People struck down with the Omicron variant of the coronavirus are buying so much paracetamol that supplies are running low in many shops.

People struck down with the Omicron variant of the coronavirus are buying so much paracetamol that supplies are running low in many shops.

Official data published today indicates that nearly a third either have low or no supplies of the painkiller. Ibuprofen is also in high demand with a fifth of stores experiencing shortages.

Those needing pain relief, however, should still have no difficulty finding the drugs they need. The data shows that 71 per cent of shops have a high or medium level of paracetamol available while 80 per cent have enough ibuprofen.

The figures, published by the Office for National Statistics (ONS), also indicate that people are buying more rolls of lavatory paper, perhaps to deal with the sniffles that are a common symptom of the latest wave of Covid-19.

The ONS reported that one in ten shops had low supplies lavatory paper while one in 20 had run out over the weekend.

Government data reports that over the past week an average of 125,000 people a day have come down with Covid-19, meaning that nearly 900,000 have had the virus. The real number could be significantly higher with some estimates suggesting that twice as many as officially reported are contracting the disease.

About two thirds of people with Covid report some symptoms, with the most common being a runny nose, headache, fatigue, sneezing and a sore throat.

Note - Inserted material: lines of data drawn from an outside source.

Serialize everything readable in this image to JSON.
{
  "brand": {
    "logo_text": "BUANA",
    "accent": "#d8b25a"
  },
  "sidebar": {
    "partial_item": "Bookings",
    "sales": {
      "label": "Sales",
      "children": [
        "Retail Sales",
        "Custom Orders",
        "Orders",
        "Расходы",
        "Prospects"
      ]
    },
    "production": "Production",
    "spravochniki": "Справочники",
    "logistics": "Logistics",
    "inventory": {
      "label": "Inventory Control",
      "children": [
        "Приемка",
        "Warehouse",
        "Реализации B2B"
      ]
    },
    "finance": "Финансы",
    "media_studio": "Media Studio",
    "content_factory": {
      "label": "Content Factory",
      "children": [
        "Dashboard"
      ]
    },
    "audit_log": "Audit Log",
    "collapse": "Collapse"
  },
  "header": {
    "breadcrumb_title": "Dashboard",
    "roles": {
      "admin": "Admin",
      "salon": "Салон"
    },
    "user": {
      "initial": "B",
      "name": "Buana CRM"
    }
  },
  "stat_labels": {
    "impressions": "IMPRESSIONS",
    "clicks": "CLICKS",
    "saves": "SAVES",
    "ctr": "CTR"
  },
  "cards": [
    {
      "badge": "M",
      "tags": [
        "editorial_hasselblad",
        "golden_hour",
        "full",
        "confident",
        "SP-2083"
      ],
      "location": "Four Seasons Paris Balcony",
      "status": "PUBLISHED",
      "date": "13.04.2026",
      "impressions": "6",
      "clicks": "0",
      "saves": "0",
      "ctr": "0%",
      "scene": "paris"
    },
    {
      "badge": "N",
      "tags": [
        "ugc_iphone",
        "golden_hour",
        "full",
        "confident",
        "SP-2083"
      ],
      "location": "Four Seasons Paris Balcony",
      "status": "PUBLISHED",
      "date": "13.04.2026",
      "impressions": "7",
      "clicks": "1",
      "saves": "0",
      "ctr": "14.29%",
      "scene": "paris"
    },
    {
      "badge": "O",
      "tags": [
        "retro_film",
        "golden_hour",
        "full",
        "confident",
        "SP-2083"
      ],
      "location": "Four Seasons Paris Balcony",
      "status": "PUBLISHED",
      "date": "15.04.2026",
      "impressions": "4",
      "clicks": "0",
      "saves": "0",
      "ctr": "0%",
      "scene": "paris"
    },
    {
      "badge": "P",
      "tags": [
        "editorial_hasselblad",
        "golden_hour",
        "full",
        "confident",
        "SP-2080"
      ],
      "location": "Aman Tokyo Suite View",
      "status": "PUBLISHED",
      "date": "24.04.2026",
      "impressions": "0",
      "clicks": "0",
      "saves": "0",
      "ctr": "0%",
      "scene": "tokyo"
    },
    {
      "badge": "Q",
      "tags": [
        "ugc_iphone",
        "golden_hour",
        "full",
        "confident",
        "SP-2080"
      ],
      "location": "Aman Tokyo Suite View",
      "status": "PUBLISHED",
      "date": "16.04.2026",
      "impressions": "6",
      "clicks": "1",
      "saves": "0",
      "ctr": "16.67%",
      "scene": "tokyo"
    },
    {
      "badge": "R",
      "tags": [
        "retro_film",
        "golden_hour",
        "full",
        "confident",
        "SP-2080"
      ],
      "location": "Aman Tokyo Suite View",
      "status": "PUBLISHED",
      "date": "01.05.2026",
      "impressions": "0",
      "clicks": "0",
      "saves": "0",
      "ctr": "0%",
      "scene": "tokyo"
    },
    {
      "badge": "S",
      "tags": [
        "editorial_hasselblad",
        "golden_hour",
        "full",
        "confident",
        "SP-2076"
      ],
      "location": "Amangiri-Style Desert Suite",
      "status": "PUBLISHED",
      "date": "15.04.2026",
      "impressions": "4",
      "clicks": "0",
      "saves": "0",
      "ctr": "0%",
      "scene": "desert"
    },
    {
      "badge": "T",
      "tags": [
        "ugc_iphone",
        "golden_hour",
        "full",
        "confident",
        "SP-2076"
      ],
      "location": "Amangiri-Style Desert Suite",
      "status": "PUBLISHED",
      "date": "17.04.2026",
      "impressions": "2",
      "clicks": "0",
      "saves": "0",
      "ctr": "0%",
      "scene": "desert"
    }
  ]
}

The ONS data came from nearly 6,000 visits to 270 shops across 133 locations around the UK. On each visit, shoppers were asked to register whether supplies of products that they could see across 21 categories were either high, medium, low or non-existent.

The statistics agency pointed out that the results were therefore subjective because one person’s view of what constituted a low supply may not be the same as someone else’s. It also said that the results did not imply that stock availability in warehouses or storage facilities was low.

After lavatory rolls, fresh fish was the product with the most shortages, followed by frozen chips, fresh pork and bottled water. Across all 21 categories only 11 per cent had low or no supplies on average.

Beer was the product category in most plentiful supply with 98 per cent of stores having decent stock levels, perhaps reflecting the fact that many people are choosing not to drink because they are ill or because they have given up for “dry January”.

The ONS also reported that approximately 3 per cent of the workforce were on sick leave or not working because of coronavirus symptoms, self-isolation or quarantine late last month, the highest level since comparable estimates began in June 2020.

Nonetheless, the overall figure is much below the 10 per cent absence level reported by some parts of the NHS. The ONS said that the hairdressing and beauty industry had the highest absence rate of any sector of the economy at 7 per cent.

The figures also paint a tough picture for high streets, with footfall levels at only 78 per cent of the same week last year.